Although McGuire doesn’t live in the neighbourhood, she has been working with Downtown Eastside residents for many years.
“Their first concern is that they just simply feel that they don’t have enough information, and it’s all happening too fast,” McGuire told the Straight by phone on October 17 about tenants at Stamps Place.
She explained that with the province divesting itself of its assets, social-housing residents will be placed at a disadvantage. Because they will become tenants of a nongovernment entity, their ability to ask B.C. Housing to move to another public-housing location “presumably would disappear”, according to her.
Like McKee, McGuire has a huge question regarding the implication of the province’s intention to have nonprofits leverage the assets that they are purchasing from B.C. Housing.
“Presumably, one key way, of course, of leveraging property is to build on it,” McGuire said.
Over at Little Mountain, the six-hectare property remains largely undeveloped except for a new five-storey residence with 53 units for seniors. Occupants started moving into the building last September.
All but six of Little Mountain’s 224 social-housing units were demolished in 2009. Holborn Properties, a private developer, bought the property east of Queen Elizabeth Park for $300 million in cash and future nonmarket housing.
Independent filmmaker David Vaisbord has been documenting the Little Mountain story. When reached for an update on October 20, Vaisbord related that he was planning to take a photo of Holborn’s field office on Main Street, which he claimed to be mostly unused.
“Nothing much really has been happening,” Vaisbord told the Straight by phone.
In the case of Stamps Place, nonprofits have until November 3 to respond to the province’s call for expressions of interest. The successful buyer must execute a contract of purchase by January 1, 2015.

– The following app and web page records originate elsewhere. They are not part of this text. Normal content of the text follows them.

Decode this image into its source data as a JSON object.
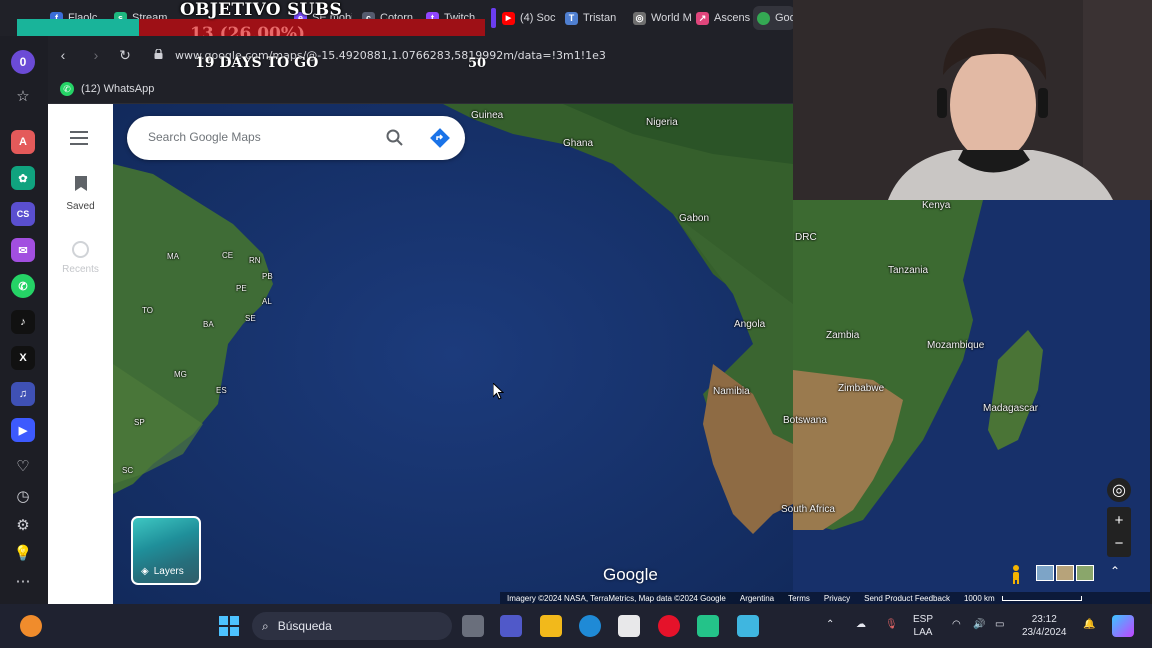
{
  "browser": {
    "tabs": [
      {
        "label": "Flaolc",
        "color": "#3b6dd8",
        "glyph": "f"
      },
      {
        "label": "Stream",
        "color": "#1eb980",
        "glyph": "s"
      },
      {
        "label": "SE mobile",
        "color": "#7c4dff",
        "glyph": "e"
      },
      {
        "label": "Cotorn",
        "color": "#555b6e",
        "glyph": "c"
      },
      {
        "label": "Twitch",
        "color": "#9146ff",
        "glyph": "t"
      },
      {
        "label": "(4) Soc",
        "color": "#ff0000",
        "glyph": "▶"
      },
      {
        "label": "Tristan",
        "color": "#4f7fd0",
        "glyph": "T"
      },
      {
        "label": "World M",
        "color": "#6f6f6f",
        "glyph": "◎"
      },
      {
        "label": "Ascens",
        "color": "#e0467c",
        "glyph": "↗"
      },
      {
        "label": "Goo",
        "color": "#34a853",
        "glyph": "⬤"
      }
    ],
    "url": "www.google.com/maps/@-15.4920881,1.0766283,5819992m/data=!3m1!1e3",
    "bookmark": "(12) WhatsApp"
  },
  "overlay": {
    "title": "OBJETIVO SUBS",
    "progress": "13 (26.00%)",
    "days_left": "19 DAYS TO GO",
    "goal": "50"
  },
  "sidebar": {
    "notification_count": "0",
    "apps": [
      {
        "name": "aria",
        "color": "#e45a5a",
        "glyph": "A"
      },
      {
        "name": "chatgpt",
        "color": "#10a37f",
        "glyph": "✿"
      },
      {
        "name": "cs",
        "color": "#5a4fcf",
        "glyph": "CS"
      },
      {
        "name": "messenger",
        "color": "#a24fe0",
        "glyph": "✉"
      },
      {
        "name": "whatsapp",
        "color": "#25d366",
        "glyph": "✆"
      },
      {
        "name": "tiktok",
        "color": "#111111",
        "glyph": "♪"
      },
      {
        "name": "x",
        "color": "#111111",
        "glyph": "X"
      },
      {
        "name": "music",
        "color": "#3f51b5",
        "glyph": "♫"
      },
      {
        "name": "player",
        "color": "#3d5afe",
        "glyph": "▶"
      }
    ]
  },
  "maps": {
    "search_placeholder": "Search Google Maps",
    "saved_label": "Saved",
    "recents_label": "Recents",
    "layers_label": "Layers",
    "logo": "Google",
    "attribution": {
      "imagery": "Imagery ©2024 NASA, TerraMetrics, Map data ©2024 Google",
      "country": "Argentina",
      "terms": "Terms",
      "privacy": "Privacy",
      "feedback": "Send Product Feedback",
      "scale": "1000 km"
    },
    "labels": {
      "guinea": "Guinea",
      "nigeria": "Nigeria",
      "ghana": "Ghana",
      "gabon": "Gabon",
      "drc": "DRC",
      "kenya": "Kenya",
      "tanzania": "Tanzania",
      "angola": "Angola",
      "zambia": "Zambia",
      "mozambique": "Mozambique",
      "namibia": "Namibia",
      "zimbabwe": "Zimbabwe",
      "madagascar": "Madagascar",
      "botswana": "Botswana",
      "south_africa": "South Africa",
      "ma": "MA",
      "ce": "CE",
      "rn": "RN",
      "pb": "PB",
      "pe": "PE",
      "al": "AL",
      "to": "TO",
      "ba": "BA",
      "se": "SE",
      "mg": "MG",
      "es": "ES",
      "sp": "SP",
      "sc": "SC"
    }
  },
  "taskbar": {
    "search_label": "Búsqueda",
    "language": "ESP",
    "layout": "LAA",
    "time": "23:12",
    "date": "23/4/2024"
  }
}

There’s not a lot of time for residents to have a say on what’s going to happen to Stamps Place. But they’re trying to make their voices heard.
A community meeting will be held on Wednesday (October 22) from 5:45 p.m. to 7 p.m. at the Ray-Cam Co-operative Centre (920 East Hastings). Another one will be held on Saturday (October 25) between 1 p.m. and 2 p.m. at the same location, following a meeting with candidates running in the November 15 Vancouver municipal election.